The importance of Māori telling their own stories has been celebrated with Massey University’s expanded Ngā Kupu Ora Awards: Celebrating Māori Books and Journalism. 

"As a Minister who is daily besieged by journalists, it’s my observation that we need more people who are proficient in both te reo Māori and journalism; who have some knowledge of the history of this country as context for what they are reporting; who provide balanced and accurate accounts of events; and who are nimble and agile to meet the demands of deadlines across a range of divergent media – print, broadcast, and online," Mr Flavel said..... 

Accusations of racism seek to bury message 
Hobson’s Pledge has, in only two days, achieved an astounding level of interest resulting in mainstream media rallying to vilify Don Brash and hiding behind racist taunts to avoid having a real conversation, spokesperson Casey Costello said today. 

For the record Casey Costello is very specific on the point that she represents Hobson’s Pledge as a New Zealander with, as she reiterates, a proud Ngapuhi and Anglo-Irish heritage. 

“There are important issues that face New Zealand and before more legislation entrenches us into separatism we need to be informed about what is in our future and stop focusing on what occurred in the past” Ms Costello said..... 

Tribal wealth continues to grow whānau wellbeing 
Te Rūnanga o Ngāi Tahu has achieved another strong financial performance with a profit of $168.73m (post distribution) for the year ended 30 June 2016. 

Te Rūnanga has received a distribution of $44.2m for the year from its commercial arm for tribal development bringing the total since Settlement to $396m. 

Over the past year $11.4m was spent on Oranga (wellbeing) including business and enterprise development and homeownership initiatives, $4.6m on environmental protection and enhancement projects, $3.5m on education and $4.1m on projects to enhance the culture and identity.... 

Māori Party all hui no-doey on housing 
The Māori Party should stop tinkering and start fixing tragic Māori housing statistics in the face of a national housing crisis, says Labour’s Māori Development spokesman Kelvin Davis. 

“The Maori Party is touting the success of the Maori Housing Network, which is blowing $18 million a year just talking about houses instead of building them. 

“Instead of delivering houses, this money has been spent on 32 ‘capability projects’, 42 workshops and ‘housing facilitation support’ for just 79 whanau.
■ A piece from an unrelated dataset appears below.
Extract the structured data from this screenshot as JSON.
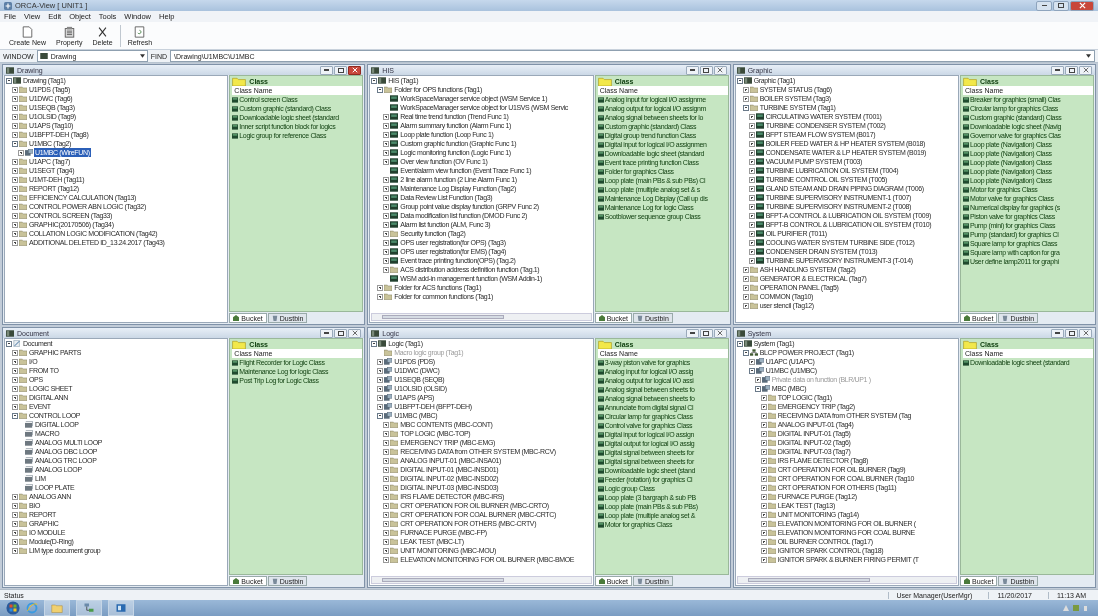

With the money left over, they’ve only been able to build 42 houses..... 

Governor General Dame Patsy Reddy visits Nelson's Whakatu Marae 
New Zealand's newest Governor General has made her first official appearance in Nelson. 
Three days after being sworn in as 21st person to hold the role, Dame Patsy Reddy was welcomed on to Whakatu Marae with a forceful powhiri. 

She then thanked everyone for her warm reception and expressed a sincere desire to uphold the Treaty of Waitangi. 

"I'm looking forward to developing an even warmer relationship with the iwi of this region over the next five years.".... 

Maori not accessing mainstream health services: Ngai Tahu 
The Southern District Health Board needs to work more closely with Maori health providers if it is serious about closing the health gap between Maori and non Maori, a Ngai Tahu leader says. 

Ngai Tahu met with SDHB representatives regularly and the SDHB was trying, but the inequalities were deepening. 

Maori were not meeting the mark in access to GP services and had high rates of cardiovascular disease and they died earlier than non Maori. 

She believed Maori were lagging behind because DHBs only had to have a Maori health plan written by the Ministry of Health. They were not written from the perspective of what worked and what did not work in terms of decreasing inequality....